Sounds like you've found a new use for those 386's and 486's. To give you
and idea i've got a similar setup and here's the specs.
kernel recompiled with optimizations set for a 486. Also compiled it to be
optimized as a router not a host. Ip masq and firewalling compiled in statically.
2 NE2000 NIC's on an ISA bus.
My outbound internet connection is a motorrola netsurfer wave cable modem, which
connects to one NIC via twisted pair. The other hosts are connected to the second NIC
via coax cable.
For stress testing, I started about 5 big (60mb) downloads from about 3 different hosts.
Total flow rate was about 1.2-1.6 Mbit/sec.
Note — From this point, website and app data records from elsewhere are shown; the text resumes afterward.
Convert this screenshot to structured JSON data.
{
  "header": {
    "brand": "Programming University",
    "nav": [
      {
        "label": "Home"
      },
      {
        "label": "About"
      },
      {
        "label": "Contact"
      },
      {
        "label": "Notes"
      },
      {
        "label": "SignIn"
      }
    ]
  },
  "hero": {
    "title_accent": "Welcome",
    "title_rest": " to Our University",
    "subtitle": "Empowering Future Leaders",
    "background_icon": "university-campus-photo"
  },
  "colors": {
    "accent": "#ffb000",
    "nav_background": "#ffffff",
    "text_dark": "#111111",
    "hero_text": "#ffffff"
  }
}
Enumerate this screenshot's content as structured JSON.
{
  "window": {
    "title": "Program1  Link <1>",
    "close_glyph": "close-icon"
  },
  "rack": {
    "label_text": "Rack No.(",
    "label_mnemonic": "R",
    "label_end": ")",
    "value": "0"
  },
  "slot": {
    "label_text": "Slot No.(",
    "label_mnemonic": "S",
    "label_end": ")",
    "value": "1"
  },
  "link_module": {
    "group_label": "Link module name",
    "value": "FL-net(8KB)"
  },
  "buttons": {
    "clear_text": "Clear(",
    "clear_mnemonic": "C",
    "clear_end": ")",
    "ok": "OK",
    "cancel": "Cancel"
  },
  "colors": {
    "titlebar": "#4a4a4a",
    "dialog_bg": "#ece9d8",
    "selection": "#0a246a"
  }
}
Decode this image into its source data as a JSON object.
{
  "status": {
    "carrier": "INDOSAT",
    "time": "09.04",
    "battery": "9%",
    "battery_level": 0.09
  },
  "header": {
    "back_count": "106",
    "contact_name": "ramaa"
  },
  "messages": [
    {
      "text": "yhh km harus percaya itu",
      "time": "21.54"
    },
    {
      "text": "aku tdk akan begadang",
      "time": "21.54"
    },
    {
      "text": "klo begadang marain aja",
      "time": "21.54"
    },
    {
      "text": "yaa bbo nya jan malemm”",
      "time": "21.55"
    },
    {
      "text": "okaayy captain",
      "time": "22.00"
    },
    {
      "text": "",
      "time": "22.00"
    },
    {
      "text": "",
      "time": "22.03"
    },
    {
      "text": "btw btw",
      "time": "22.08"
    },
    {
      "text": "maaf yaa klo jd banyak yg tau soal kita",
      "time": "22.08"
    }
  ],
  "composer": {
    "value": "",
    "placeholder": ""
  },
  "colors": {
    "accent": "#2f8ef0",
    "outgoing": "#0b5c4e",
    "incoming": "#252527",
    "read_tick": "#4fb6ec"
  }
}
The 486 router just chugged along with no problem.
A top session on the router showed that I was only at about 10% cpu utilization (with full masquerading).
I would really like to have the internet bandwith to peak it out and see what it's full limitations are
(i'm not complaining about 1.6 Mbit/sec, that's fast). Overall i'm very amazed. You should have
absolutely no problem routing leased lines with those machines......
> I have a couple of old 386 and 486 PCs I would want to use as routers on a
> TCP/IP WAN network. I will install Redhat Linux 5.1 on them. The PCs have 8
> MB RAM, but I may bump that up to 16 MB if possible. I would enable IP
> Masquerading on them. The links between sites would be with standard 2/4
> wire leased line modem connections. Main use of TCP/IP WAN would be for
> Internet access through a central location and to interconnect sites for
> other services.
> Are these PCs okay for what I intend to use them for. Would they perform
> well, or should use higher powered PCs.
> Any suggestions would be greatly appreciated.